Anna

 

What's That Bug? does not endorse extermination

Subject: Wool Carder Bee
Location: Royal Oak, Michigan
September 2, 2013 6:27 pm
Dear Bugman,
Once again, your site has served as a valuable resource in my ’backyard bugging’. Today I came across what appears to be a wool carder bee, as submitted by previous guests here. I did observe some very aggressive behavior by this fellow as he pounced on the contentedly grazing bees on my giant hyssop. BugGuide says ”they visit garden flowers and weeds preferring blue flowers that have long throats”, so this plant species fits right in. I say it is a ”he” as a previous poster had pointed out that there are three rasps at the end of the abdomen, however I found here (http://www.bwars.com/index.php?q=content/beginners-bees-and-wasps-anthidium-manicatum) that there are actually 5 rasps, the other two higher up the abdomen on either side which can be seen in photo #2 if you look very closely. Thanks again for providing such a fantastic site – it has really helped me get a jumping off point for doing more investigating on my own.
Signature: DaleShannon

Wool Carder Bee

Wool Carder Bee
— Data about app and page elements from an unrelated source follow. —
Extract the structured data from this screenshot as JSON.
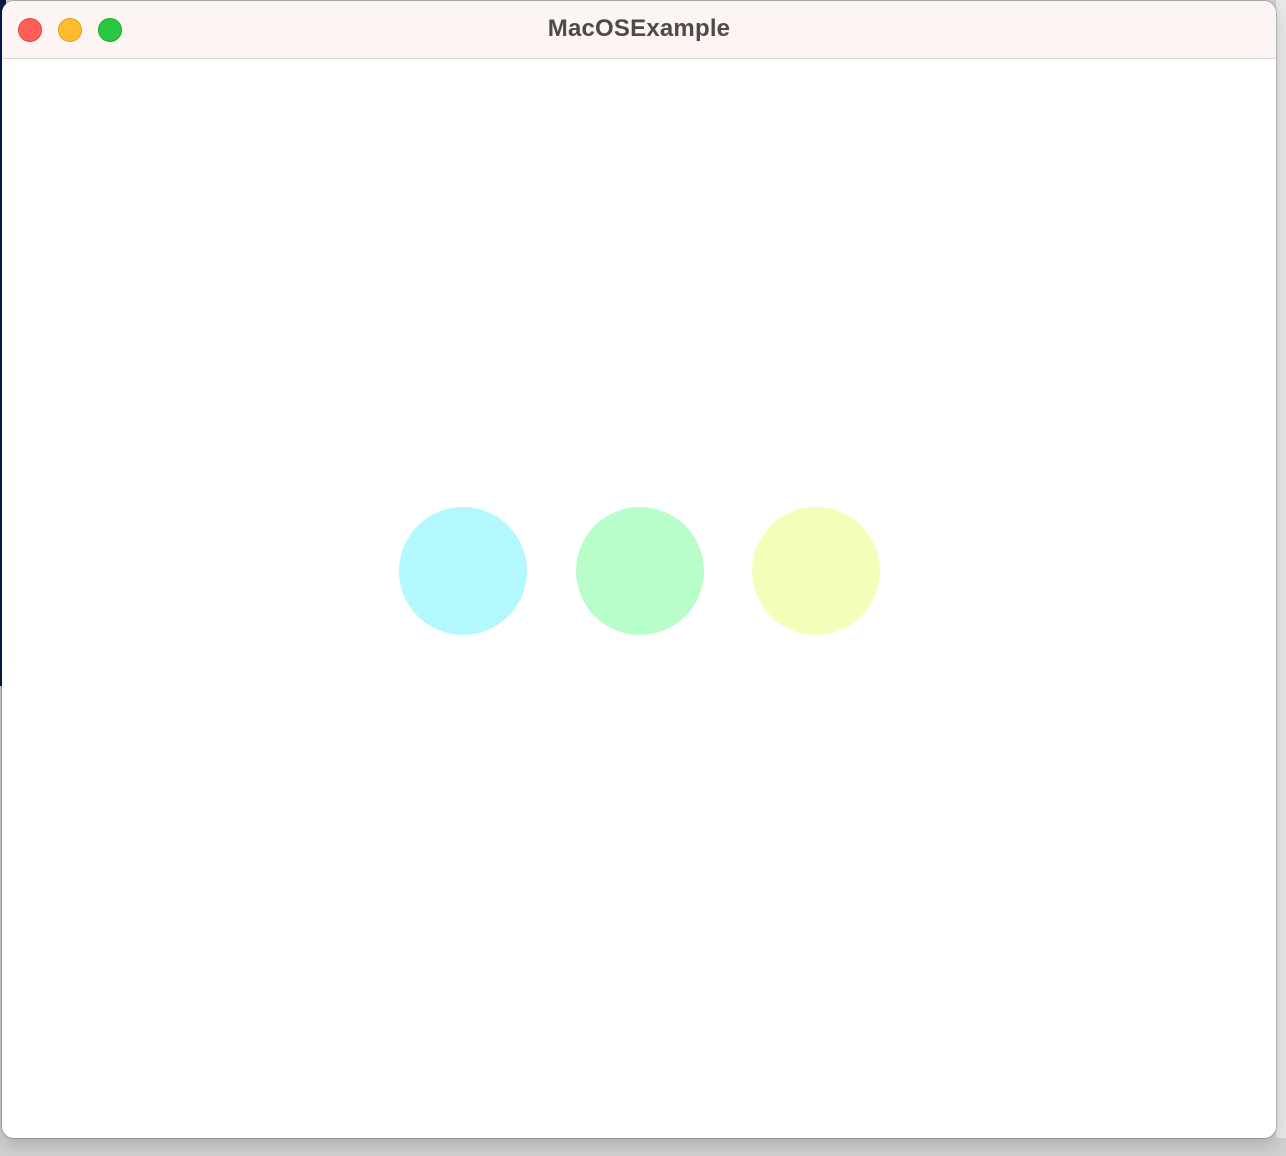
{
  "window": {
    "title": "MacOSExample"
  },
  "traffic_lights": [
    {
      "name": "close",
      "color": "#ff5f57"
    },
    {
      "name": "minimize",
      "color": "#febc2e"
    },
    {
      "name": "zoom",
      "color": "#28c840"
    }
  ],
  "dots": [
    {
      "color": "#b3f8fe"
    },
    {
      "color": "#b9feca"
    },
    {
      "color": "#f5feb8"
    }
  ]
}
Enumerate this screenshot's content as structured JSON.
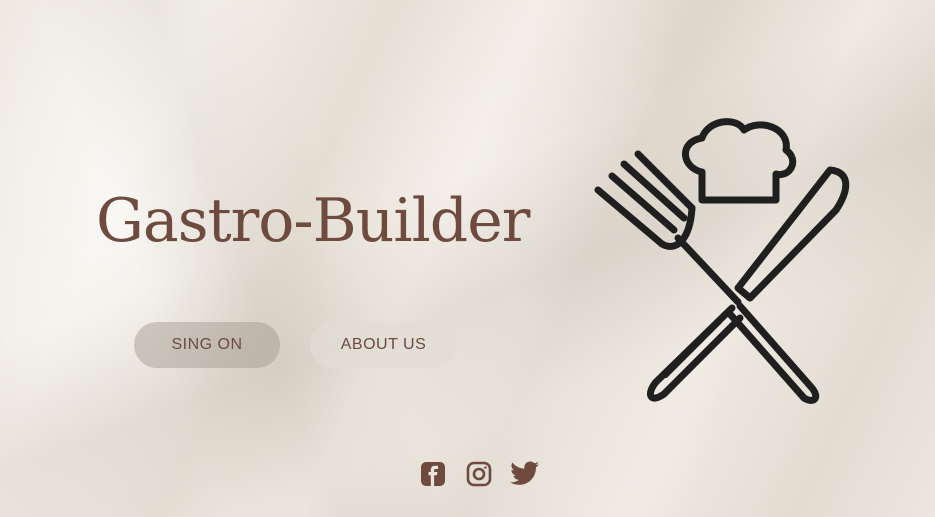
{
  "brand": {
    "title": "Gastro-Builder",
    "logo_icon": "chef-hat-fork-knife-icon"
  },
  "buttons": {
    "sign_on_label": "SING ON",
    "about_label": "ABOUT US"
  },
  "social": [
    {
      "icon": "facebook-icon"
    },
    {
      "icon": "instagram-icon"
    },
    {
      "icon": "twitter-icon"
    }
  ],
  "colors": {
    "brand": "#6e4a3f",
    "icon_dark": "#1f1f1f",
    "background": "#ebe6dd"
  }
}
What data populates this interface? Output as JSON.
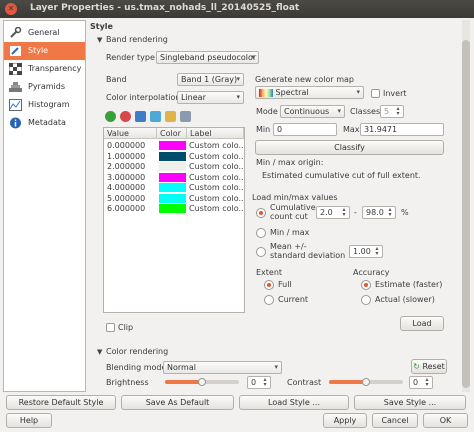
{
  "window": {
    "title": "Layer Properties - us.tmax_nohads_ll_20140525_float"
  },
  "sidebar": {
    "items": [
      {
        "label": "General",
        "icon": "wrench-icon"
      },
      {
        "label": "Style",
        "icon": "brush-icon"
      },
      {
        "label": "Transparency",
        "icon": "transparency-icon"
      },
      {
        "label": "Pyramids",
        "icon": "pyramid-icon"
      },
      {
        "label": "Histogram",
        "icon": "histogram-icon"
      },
      {
        "label": "Metadata",
        "icon": "info-icon"
      }
    ]
  },
  "style": {
    "heading": "Style",
    "band_rendering": "Band rendering",
    "render_type_label": "Render type",
    "render_type": "Singleband pseudocolor",
    "band_label": "Band",
    "band": "Band 1 (Gray)",
    "interp_label": "Color interpolation",
    "interp": "Linear",
    "table": {
      "headers": [
        "Value",
        "Color",
        "Label"
      ],
      "rows": [
        {
          "value": "0.000000",
          "color": "#ff00ff",
          "label": "Custom colo..."
        },
        {
          "value": "1.000000",
          "color": "#004d6b",
          "label": "Custom colo..."
        },
        {
          "value": "2.000000",
          "color": "#f0efea",
          "label": "Custom colo..."
        },
        {
          "value": "3.000000",
          "color": "#ff00ff",
          "label": "Custom colo..."
        },
        {
          "value": "4.000000",
          "color": "#00ffff",
          "label": "Custom colo..."
        },
        {
          "value": "5.000000",
          "color": "#00fff5",
          "label": "Custom colo..."
        },
        {
          "value": "6.000000",
          "color": "#00ff00",
          "label": "Custom colo..."
        }
      ]
    },
    "clip_label": "Clip",
    "gen_label": "Generate new color map",
    "colormap": "Spectral",
    "invert_label": "Invert",
    "mode_label": "Mode",
    "mode": "Continuous",
    "classes_label": "Classes",
    "classes": "5",
    "min_label": "Min",
    "min": "0",
    "max_label": "Max",
    "max": "31.9471",
    "classify_label": "Classify",
    "origin_label": "Min / max origin:",
    "origin_text": "Estimated cumulative cut of full extent.",
    "load_label": "Load min/max values",
    "cumulative_label_1": "Cumulative",
    "cumulative_label_2": "count cut",
    "cum_min": "2.0",
    "cum_dash": "-",
    "cum_max": "98.0",
    "cum_pct": "%",
    "minmax_label": "Min / max",
    "meanstd_label_1": "Mean +/-",
    "meanstd_label_2": "standard deviation ×",
    "meanstd_val": "1.00",
    "extent_label": "Extent",
    "full_label": "Full",
    "current_label": "Current",
    "accuracy_label": "Accuracy",
    "estimate_label": "Estimate (faster)",
    "actual_label": "Actual (slower)",
    "load_button": "Load"
  },
  "color_rendering": {
    "heading": "Color rendering",
    "blending_label": "Blending mode",
    "blending": "Normal",
    "reset_label": "Reset",
    "brightness_label": "Brightness",
    "brightness": "0",
    "brightness_level": 0.5,
    "contrast_label": "Contrast",
    "contrast": "0",
    "contrast_level": 0.5
  },
  "buttons": {
    "restore": "Restore Default Style",
    "save_default": "Save As Default",
    "load_style": "Load Style ...",
    "save_style": "Save Style ...",
    "help": "Help",
    "apply": "Apply",
    "cancel": "Cancel",
    "ok": "OK"
  },
  "colors": {
    "accent": "#f07746",
    "titlebar": "#3f3e3a"
  }
}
Hi Dale,
Thanks for sending in your photos of a male Wool Carder Bee and also for providing us with information from your research.  This University of California Newsroom article also has some interesting information.

Male Wool Carder Bee showing abdominal spikes

Male Wool Carder Bee showing abdominal spikes

What's That Bug? does not endorse extermination

Subject: Unknown bee/flry
Location: Near Prescott, Ontario on the St. Lawrence River
July 7, 2013 1:25 pm
On July 1st I noticed a insect flying around my flowers that I’ve never seen before. It looked like a honey bee but it had a wider abdomen and rather than stripes, it had yellow ”blocks” down each side of the abdomen. It was about the size of a bumblebee. It was hanging around the salvia plant but it didn’t act like a regular bee. It kept landing on leaves and just sitting there or it would land on a flower, briefly walk a few steps and then take off again. It didn’t seem to be collecting nectar like bees do. With so many invasive insects around, I was concerned. This salvia plant is next to my mulberry tree. So I grabbed my camera and took several pictures. Sometimes it would sit like this with it’s wings open but other times it would sit with it’s wings closed over it’s back just like a bee.
Signature: Joan

European Wool Carder Bee

European Wool Carder Bee

Hi Joan,
This is a non-native European Wool Carder Bee, Anthidium manicatum, and the jury is still out on if this is considered an invasive species or merely one that is not native, but does not significantly, negatively impact our New World ecosystems.  We will do additional research.  Meanwhile, BugGuide has some information.

What's That Bug? does not endorse extermination